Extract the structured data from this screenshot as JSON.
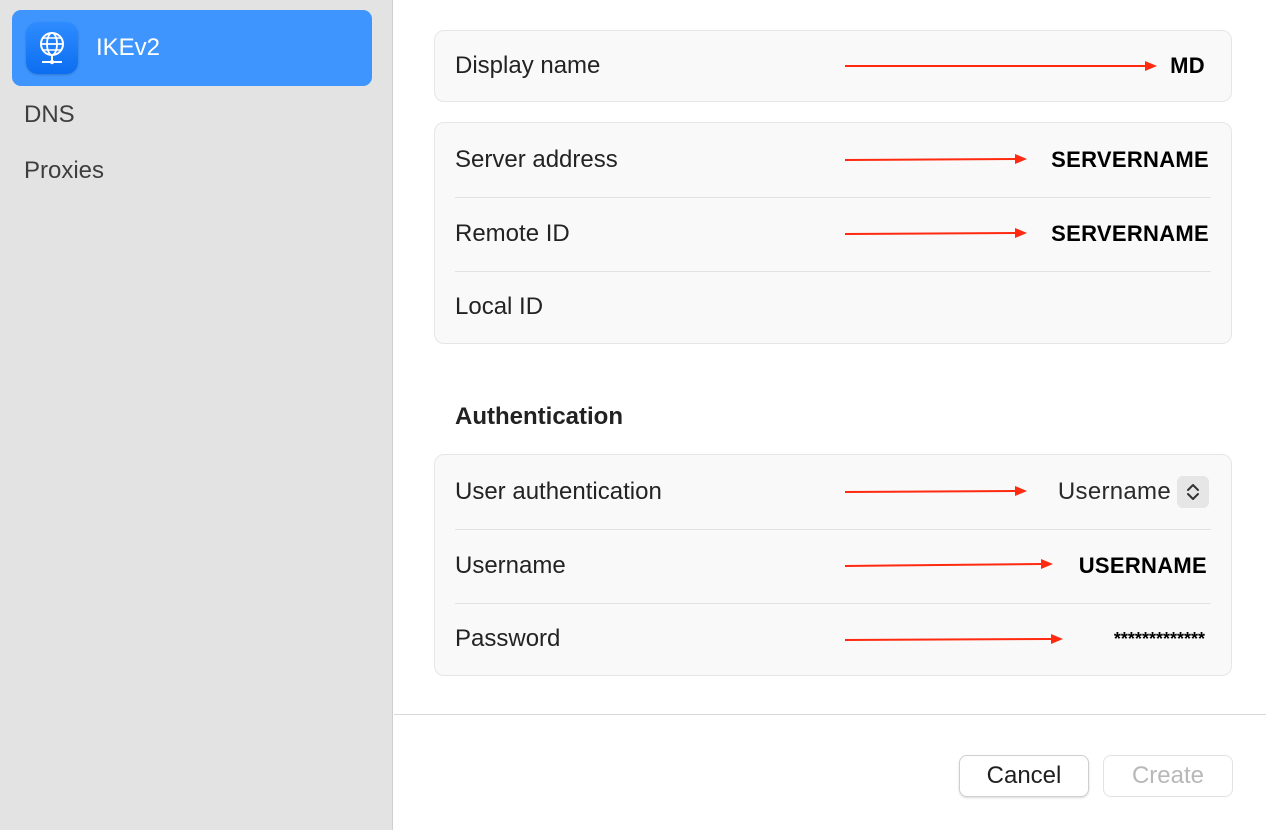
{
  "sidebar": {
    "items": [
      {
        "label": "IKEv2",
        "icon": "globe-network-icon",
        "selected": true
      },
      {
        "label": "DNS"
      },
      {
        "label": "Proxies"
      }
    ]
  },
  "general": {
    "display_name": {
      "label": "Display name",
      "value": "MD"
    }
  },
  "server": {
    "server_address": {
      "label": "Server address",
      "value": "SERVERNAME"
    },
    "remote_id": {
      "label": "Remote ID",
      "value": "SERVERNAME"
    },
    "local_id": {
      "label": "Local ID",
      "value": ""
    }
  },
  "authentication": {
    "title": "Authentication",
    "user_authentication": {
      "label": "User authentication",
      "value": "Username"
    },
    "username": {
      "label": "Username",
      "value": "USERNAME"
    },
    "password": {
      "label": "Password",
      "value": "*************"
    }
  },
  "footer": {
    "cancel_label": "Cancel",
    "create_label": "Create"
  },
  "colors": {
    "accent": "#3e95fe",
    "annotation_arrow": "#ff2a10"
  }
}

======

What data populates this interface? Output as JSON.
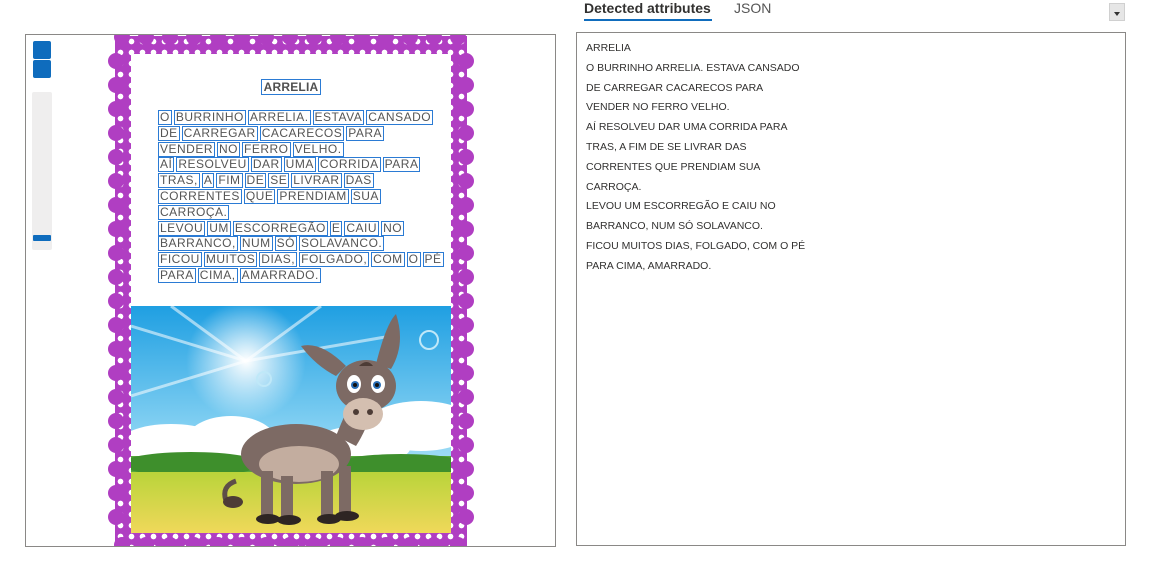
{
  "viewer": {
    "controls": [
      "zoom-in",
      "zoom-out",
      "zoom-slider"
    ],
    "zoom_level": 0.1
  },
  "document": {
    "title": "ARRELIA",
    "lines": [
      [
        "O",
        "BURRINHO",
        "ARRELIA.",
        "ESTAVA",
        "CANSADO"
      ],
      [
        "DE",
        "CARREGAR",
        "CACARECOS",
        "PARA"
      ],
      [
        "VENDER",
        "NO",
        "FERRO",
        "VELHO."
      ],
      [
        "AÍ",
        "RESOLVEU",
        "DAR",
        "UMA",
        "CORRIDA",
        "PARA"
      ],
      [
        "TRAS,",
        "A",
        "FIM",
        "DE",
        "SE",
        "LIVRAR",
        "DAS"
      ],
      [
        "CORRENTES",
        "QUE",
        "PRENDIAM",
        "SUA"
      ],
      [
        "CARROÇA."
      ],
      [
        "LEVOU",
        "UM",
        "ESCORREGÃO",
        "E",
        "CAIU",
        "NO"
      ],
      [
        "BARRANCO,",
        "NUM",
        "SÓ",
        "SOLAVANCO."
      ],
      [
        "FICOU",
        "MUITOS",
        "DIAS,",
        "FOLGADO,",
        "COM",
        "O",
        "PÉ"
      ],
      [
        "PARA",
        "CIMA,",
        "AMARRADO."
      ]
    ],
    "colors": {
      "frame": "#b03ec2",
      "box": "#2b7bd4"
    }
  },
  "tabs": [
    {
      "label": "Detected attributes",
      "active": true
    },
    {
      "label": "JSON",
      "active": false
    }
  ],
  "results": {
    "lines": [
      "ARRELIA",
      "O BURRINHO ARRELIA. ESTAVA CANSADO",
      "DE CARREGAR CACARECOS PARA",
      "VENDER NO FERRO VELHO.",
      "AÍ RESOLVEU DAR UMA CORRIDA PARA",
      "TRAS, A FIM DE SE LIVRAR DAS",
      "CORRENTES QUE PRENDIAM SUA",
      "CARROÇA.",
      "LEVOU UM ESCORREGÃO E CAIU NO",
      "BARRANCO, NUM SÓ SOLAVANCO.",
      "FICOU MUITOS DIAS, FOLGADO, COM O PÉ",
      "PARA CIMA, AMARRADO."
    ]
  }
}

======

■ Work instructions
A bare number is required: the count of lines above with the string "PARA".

■ Written solution
6